NESTLED at the foot of the rugged moorland of Boulsworth Hill is the village of Trawden.

The village, which is surrounded in every direction by hills, spawls down from the base of the 1,696ft hill to the hamlet of Cottontree.

Originally a hunting forest, Trawden is believed to have been inhabited since prehistoric times by small groups of people.

It continued to be a hunting forest up to 1506, with vaccaries for rearing oxen. After this, clearings were made for cultivation of farmland and the village began to take shape.

At one time, there were more than 100 farms in the village, however only a handful remain.

During the industrial revolution more houses were needed for the workers in the many cotton mills in the village, and Trawden began to take its current shape.

The village is still known for its agricultural roots, having hosted the annual Trawden agricultural show since 1925.

The show is the biggest agricultural show in the region and attracts people from across the UK.

In more recent years, the village has also become home to an annual garden festival and scarecrow trail which takes place during the first weekend of July. The event is run by villagers to help fund the agricultural show.

Last year, a group of villagers started a growing co-operative to grow, share and cook their own food.

The group cultivates unused areas of the village to grow herbs, fruit and vegetables and holds regular meetings to swap home-grown produce.

Coun Paul White, who represents Boulsworth ward, described the village as ‘a place with a real heart and fantastic community spirit’.

He said: “Trawden is right on the doorstep of Boulsworth. It is firmly routed in the community and is surrounded by fantastic countryside.

“The village has an amazing sense of community spirit with lots of resources, and hundreds of people in the village who put in much effort to make things happen.

“Trawden has lots of essential amenities, a fantastic doctors, a popular school, a post office with good opening times, a church and a working mens’ club as well as a bowling club and a bus route.
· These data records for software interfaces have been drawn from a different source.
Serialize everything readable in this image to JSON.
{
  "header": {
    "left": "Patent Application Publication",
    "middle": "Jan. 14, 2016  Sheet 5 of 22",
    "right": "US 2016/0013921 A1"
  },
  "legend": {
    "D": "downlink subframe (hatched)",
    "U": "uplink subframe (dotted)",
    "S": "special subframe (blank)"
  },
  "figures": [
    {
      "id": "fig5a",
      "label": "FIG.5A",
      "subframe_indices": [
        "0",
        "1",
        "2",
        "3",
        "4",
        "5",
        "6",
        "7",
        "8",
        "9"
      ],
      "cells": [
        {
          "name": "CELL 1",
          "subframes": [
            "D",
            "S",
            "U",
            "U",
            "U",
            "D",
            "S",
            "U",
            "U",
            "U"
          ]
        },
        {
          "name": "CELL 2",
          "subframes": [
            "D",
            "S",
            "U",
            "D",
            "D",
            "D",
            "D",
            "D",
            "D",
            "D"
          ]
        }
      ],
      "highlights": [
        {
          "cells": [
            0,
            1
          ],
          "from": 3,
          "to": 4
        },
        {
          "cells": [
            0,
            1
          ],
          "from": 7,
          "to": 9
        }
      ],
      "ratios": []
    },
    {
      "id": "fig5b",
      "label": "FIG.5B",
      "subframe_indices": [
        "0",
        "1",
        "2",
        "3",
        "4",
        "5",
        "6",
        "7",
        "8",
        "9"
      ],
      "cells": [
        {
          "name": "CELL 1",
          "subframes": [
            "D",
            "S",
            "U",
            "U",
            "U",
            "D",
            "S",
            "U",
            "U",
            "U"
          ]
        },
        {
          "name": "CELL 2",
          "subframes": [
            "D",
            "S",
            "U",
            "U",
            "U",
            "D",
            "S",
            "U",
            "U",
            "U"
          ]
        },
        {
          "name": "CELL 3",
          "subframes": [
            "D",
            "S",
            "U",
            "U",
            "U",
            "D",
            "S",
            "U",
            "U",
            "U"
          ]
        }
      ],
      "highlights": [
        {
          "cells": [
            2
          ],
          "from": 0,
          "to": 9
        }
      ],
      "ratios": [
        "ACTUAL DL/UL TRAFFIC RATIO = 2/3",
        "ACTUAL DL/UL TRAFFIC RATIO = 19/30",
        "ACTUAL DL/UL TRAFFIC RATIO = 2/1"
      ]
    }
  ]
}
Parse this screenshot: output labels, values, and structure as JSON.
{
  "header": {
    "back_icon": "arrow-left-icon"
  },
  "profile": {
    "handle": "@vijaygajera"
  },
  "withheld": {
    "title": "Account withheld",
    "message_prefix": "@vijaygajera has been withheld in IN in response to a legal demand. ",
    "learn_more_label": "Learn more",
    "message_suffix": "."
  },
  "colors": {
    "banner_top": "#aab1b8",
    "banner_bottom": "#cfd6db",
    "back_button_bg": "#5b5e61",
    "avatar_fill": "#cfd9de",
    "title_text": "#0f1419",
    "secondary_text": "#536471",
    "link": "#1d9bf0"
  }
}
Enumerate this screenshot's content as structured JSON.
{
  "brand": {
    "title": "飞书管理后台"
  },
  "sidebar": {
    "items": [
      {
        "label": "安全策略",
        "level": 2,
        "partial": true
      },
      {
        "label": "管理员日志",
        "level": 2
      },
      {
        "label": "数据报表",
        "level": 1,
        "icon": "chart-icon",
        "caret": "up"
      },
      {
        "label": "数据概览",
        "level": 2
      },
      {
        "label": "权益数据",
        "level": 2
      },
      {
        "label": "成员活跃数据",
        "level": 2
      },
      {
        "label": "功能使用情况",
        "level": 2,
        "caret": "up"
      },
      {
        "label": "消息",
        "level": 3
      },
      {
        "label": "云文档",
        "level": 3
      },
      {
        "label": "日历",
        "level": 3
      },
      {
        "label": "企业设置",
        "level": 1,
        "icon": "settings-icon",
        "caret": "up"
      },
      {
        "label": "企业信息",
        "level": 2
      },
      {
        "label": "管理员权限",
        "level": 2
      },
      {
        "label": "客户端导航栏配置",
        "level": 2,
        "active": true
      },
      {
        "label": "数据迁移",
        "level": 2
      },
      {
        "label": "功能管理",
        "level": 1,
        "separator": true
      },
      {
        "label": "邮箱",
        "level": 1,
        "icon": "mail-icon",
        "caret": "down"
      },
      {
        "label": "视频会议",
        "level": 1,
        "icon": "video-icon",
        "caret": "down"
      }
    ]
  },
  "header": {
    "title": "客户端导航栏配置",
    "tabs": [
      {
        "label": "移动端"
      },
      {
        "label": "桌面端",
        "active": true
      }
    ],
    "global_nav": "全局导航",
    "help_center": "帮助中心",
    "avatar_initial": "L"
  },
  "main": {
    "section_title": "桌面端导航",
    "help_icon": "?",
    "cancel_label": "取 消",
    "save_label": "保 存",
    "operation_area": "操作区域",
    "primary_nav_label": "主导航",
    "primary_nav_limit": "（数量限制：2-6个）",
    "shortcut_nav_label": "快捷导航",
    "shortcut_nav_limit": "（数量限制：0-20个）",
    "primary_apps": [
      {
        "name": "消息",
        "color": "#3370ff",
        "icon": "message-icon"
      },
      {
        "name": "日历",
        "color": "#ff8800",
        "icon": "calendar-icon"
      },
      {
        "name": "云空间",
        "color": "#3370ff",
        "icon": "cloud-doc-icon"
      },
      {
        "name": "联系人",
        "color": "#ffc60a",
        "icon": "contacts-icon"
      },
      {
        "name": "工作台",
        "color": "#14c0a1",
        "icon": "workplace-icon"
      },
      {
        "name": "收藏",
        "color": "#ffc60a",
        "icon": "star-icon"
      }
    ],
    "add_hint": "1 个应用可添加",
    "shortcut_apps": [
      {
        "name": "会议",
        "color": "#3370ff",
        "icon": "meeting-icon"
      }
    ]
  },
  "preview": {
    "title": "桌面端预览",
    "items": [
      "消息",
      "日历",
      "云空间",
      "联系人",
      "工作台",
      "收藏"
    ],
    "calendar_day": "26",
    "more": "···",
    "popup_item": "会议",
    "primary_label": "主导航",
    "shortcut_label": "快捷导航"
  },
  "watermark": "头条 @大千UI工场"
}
“There is also a small children’s playground which has recently had some work done to tidy it up.

“One of the things that the village is great for is social clubs. These include brownies, guides, a bowling club, a good football club Trawden Celtic, and now the growing co-operative.

“Trawden also has many small thriving businesses including a couple of garages, a beautician and a staging company.

“The village has been lacking a nice pub, however the Trawden Arms has been bought and is due to open in the coming months.

“I think it is essential for the people in the village to keep the amenities which are vital to retain the sense of community and attract people to live here.

“For a while Trawden, like many villages, suffered from rural decline, however money is now being put back into the villages.

“In terms of Trawden private investment, the former Empress Mill has been converted into flats, and houses have been built around it which are bringing in more people to live in the village.”